What this task involves -
I need every line that includes the word "label" copied from the material.

- Opening Delimiter -

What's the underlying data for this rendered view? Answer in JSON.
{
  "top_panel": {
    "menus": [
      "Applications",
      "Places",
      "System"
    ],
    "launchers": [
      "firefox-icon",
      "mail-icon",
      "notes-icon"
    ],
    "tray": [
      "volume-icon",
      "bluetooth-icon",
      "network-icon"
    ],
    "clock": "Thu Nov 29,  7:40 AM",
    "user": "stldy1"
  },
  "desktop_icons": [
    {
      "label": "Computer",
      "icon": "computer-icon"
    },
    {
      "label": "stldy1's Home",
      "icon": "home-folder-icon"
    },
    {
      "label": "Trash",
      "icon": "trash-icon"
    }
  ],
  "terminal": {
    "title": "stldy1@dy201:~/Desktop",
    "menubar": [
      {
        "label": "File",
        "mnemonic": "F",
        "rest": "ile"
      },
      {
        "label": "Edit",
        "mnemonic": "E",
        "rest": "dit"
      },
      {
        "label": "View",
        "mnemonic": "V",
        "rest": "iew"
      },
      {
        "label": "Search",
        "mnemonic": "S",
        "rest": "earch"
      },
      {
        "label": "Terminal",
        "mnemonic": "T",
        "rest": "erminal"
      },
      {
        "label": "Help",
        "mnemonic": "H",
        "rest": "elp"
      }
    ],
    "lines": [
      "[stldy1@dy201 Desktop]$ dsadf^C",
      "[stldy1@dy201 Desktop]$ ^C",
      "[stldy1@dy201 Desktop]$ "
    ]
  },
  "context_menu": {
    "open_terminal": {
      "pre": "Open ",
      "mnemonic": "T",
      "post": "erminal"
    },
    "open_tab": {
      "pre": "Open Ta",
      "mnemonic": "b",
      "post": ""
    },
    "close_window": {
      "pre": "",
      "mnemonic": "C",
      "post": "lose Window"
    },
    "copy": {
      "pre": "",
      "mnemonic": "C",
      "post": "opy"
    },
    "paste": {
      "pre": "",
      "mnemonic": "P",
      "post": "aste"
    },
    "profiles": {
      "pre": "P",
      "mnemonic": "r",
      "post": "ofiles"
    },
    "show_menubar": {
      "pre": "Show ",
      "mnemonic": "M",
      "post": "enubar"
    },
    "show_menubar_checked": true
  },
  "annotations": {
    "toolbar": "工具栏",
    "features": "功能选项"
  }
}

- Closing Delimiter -

Exercise answer -
      "label": "Computer",
      "label": "stldy1's Home",
      "label": "Trash",
        "label": "File",
        "label": "Edit",
        "label": "View",
        "label": "Search",
        "label": "Terminal",
        "label": "Help",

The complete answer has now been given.